(Stored data entries)
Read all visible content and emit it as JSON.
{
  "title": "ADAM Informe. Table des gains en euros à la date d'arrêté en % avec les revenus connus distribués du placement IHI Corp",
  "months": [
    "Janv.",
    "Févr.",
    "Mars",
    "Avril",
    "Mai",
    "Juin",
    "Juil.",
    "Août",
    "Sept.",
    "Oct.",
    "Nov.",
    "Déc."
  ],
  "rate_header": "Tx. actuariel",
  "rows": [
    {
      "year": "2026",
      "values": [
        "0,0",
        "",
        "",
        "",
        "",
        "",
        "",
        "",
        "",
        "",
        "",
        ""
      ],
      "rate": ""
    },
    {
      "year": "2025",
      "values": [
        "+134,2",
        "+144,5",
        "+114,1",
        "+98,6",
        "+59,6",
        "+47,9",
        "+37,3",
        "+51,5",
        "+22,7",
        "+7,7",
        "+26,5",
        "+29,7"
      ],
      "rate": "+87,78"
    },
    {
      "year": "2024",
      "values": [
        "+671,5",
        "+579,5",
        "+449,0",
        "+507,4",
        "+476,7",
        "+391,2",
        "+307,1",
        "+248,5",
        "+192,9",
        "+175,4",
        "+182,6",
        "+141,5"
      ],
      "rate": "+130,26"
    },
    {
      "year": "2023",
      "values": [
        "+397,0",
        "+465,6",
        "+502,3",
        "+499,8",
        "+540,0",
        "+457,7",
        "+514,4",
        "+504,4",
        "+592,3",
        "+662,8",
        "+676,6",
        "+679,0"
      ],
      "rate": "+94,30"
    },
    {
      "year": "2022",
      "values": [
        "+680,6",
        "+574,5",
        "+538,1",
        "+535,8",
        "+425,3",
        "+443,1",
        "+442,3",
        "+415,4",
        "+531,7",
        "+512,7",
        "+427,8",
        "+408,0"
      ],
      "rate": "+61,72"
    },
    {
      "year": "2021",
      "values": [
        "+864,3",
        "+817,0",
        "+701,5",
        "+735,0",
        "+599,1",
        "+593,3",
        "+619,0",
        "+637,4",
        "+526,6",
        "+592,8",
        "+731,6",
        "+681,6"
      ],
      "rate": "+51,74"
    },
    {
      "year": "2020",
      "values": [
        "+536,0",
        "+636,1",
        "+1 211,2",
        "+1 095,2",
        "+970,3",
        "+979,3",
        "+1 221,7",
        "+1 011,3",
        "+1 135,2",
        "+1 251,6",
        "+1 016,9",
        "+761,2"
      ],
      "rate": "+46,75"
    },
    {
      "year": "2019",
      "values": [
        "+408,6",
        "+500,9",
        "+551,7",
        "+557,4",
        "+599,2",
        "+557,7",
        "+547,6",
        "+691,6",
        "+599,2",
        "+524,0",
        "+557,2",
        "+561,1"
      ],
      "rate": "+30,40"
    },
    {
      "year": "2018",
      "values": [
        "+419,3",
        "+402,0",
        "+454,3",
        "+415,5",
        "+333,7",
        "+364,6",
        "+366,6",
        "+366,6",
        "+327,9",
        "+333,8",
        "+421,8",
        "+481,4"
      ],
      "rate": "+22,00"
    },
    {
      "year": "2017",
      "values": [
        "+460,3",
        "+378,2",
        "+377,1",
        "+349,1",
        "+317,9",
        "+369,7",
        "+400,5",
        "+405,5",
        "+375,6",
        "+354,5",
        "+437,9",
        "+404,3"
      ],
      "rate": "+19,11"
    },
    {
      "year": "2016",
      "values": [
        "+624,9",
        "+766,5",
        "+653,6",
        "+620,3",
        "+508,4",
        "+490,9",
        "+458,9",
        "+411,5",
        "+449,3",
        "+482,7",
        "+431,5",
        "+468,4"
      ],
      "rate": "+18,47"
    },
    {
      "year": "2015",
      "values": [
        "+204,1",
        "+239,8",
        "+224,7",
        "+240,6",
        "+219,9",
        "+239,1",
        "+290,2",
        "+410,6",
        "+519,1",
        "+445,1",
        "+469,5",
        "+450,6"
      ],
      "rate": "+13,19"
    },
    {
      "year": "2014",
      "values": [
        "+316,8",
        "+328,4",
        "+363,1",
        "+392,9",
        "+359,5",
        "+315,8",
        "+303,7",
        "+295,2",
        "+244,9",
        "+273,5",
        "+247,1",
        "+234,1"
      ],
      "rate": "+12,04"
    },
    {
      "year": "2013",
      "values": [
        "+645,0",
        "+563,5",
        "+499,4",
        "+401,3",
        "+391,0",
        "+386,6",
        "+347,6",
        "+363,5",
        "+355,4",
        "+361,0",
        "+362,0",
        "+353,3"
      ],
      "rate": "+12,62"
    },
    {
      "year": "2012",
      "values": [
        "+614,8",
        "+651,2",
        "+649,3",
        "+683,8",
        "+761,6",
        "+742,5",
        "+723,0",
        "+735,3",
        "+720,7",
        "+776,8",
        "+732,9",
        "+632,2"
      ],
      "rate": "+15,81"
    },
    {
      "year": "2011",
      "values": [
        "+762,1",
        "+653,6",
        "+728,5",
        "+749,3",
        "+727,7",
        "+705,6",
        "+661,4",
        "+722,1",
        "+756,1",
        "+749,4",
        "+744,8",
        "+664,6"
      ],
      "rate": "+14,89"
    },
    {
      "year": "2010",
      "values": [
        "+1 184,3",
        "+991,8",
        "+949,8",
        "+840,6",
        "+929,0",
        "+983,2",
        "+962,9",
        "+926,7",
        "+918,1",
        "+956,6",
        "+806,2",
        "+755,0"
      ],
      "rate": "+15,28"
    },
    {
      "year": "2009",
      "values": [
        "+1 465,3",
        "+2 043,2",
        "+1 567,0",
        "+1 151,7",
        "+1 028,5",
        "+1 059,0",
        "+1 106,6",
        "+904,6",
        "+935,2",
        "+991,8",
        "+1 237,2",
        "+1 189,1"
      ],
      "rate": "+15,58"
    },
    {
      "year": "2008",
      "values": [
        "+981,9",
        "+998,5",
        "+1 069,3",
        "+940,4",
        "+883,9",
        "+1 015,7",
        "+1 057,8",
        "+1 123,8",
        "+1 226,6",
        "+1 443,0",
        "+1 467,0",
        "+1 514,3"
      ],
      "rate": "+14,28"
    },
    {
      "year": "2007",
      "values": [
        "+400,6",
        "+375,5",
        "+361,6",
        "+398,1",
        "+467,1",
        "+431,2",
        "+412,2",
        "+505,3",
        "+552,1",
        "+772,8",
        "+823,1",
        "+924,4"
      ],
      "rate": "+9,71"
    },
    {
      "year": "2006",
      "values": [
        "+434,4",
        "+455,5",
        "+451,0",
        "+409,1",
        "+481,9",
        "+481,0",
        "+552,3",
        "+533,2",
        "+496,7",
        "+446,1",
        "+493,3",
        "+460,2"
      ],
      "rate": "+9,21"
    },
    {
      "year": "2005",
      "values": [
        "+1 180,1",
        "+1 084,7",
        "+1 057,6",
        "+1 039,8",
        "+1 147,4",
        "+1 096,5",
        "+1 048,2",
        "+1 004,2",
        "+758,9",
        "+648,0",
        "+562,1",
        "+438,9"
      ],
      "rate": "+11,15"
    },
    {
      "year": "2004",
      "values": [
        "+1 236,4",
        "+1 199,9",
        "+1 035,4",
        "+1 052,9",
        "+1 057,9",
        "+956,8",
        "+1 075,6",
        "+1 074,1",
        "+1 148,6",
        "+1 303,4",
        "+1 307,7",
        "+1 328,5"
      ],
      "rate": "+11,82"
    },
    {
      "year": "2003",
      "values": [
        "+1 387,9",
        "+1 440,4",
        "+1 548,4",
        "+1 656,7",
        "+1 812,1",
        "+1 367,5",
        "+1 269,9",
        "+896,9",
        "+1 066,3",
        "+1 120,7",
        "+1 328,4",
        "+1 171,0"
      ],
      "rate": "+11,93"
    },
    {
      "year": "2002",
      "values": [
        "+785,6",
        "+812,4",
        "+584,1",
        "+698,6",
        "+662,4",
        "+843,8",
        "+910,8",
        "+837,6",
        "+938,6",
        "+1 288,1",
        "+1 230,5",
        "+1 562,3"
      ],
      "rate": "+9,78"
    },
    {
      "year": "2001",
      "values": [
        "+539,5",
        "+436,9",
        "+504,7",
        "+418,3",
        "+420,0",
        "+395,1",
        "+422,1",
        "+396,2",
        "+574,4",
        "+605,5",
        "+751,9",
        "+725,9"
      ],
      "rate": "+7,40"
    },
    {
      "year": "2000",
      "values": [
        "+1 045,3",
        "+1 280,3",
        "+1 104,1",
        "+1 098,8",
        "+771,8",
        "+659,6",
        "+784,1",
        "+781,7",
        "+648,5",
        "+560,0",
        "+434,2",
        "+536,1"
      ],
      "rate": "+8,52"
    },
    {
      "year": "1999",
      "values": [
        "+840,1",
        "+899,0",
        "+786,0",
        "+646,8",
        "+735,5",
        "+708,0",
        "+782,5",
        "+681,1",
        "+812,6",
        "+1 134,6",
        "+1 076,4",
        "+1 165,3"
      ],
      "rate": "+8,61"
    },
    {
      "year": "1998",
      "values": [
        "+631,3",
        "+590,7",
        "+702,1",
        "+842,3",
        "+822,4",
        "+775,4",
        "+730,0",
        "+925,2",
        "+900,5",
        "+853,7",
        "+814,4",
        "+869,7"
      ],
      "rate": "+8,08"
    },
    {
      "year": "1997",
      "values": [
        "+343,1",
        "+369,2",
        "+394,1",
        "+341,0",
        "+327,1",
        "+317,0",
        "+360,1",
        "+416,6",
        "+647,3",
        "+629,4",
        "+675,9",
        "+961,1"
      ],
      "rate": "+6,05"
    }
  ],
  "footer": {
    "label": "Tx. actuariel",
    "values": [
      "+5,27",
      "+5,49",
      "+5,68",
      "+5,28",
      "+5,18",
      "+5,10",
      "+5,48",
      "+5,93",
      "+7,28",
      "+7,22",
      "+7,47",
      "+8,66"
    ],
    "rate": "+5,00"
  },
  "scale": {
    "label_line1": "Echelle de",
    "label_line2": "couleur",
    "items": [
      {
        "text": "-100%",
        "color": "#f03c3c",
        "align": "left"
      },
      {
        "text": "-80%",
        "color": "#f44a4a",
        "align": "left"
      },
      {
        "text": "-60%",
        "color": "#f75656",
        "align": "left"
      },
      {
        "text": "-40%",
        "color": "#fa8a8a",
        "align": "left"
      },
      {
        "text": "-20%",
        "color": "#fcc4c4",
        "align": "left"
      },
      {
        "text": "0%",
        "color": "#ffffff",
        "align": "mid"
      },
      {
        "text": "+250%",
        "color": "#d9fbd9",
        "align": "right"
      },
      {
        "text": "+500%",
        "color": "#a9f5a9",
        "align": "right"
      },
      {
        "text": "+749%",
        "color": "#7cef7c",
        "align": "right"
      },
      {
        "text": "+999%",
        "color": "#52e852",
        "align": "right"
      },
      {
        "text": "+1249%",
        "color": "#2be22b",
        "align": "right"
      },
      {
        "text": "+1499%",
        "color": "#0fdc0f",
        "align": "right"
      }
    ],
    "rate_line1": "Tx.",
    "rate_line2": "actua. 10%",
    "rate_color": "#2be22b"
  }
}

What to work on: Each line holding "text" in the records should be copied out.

Your solution:
        "text": "-100%",
        "text": "-80%",
        "text": "-60%",
        "text": "-40%",
        "text": "-20%",
        "text": "0%",
        "text": "+250%",
        "text": "+500%",
        "text": "+749%",
        "text": "+999%",
        "text": "+1249%",
        "text": "+1499%",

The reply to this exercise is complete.